The measures required to contain the spread of COVID-19 (coronavirus) are unprecedented and demand a national effort. But more support needs to be offered for those who are in the creative industries and therefore self-employed.

The Government announced a set of emergency measures outlining financial support during the coronavirus outbreak. Since I wrote to the Chancellor, Rishi Sunak MP, calling on the government to introduce further emergency financial measures the Government has announced the self-employment support scheme.

However, this does not go far enough to guarantee the income of workers who are self-employed in the creative industries and do not qualify for this scheme.

Our creative industries are worth a total of £117bn to the economy, much of this is due to the talent in its workforce. The creative industries have vanished overnight due to the coronavirus pandemic and so this workforce should be treated with the same support as those in secure jobs.

The latest Government response to those who do not qualify for the self-employed support scheme due to working within creative industries is: “We recognise that there are challenges for the creative industries in accessing government support. The Fed team is in ongoing conversation with the government to ensure that this support better fits the needs of the creative industries.”

In the meantime, I am doing all I can to make sure those in the creative industries get the support they need from the Government. This issue has been highlighted to the Government and is one myself and my colleagues are working on ways to pressure the Government into acting on urgently.

My colleague has contacted the Chancellor, Rishi Sunak MP, to raise these concerns which you can read here: https://bit.ly/3azWSnK.

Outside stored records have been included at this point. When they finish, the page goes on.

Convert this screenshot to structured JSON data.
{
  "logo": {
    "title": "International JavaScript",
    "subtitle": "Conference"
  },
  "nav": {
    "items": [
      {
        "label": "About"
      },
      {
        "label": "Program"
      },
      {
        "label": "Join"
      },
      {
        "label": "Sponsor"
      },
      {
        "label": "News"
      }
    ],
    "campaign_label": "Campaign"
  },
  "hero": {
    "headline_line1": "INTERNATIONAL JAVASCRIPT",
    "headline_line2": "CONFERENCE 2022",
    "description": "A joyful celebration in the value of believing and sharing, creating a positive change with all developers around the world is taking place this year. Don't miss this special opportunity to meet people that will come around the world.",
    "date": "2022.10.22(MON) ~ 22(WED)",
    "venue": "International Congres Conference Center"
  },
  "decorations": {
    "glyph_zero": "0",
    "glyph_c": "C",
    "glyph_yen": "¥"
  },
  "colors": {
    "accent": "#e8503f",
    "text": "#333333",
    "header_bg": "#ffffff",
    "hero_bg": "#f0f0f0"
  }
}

Things are changing fast and so I would ask that you keep an eye on the Governments official website for updates on any changes to the financial offer for those in the creative industries. You can find that here: https://www.gov.uk/coronavirus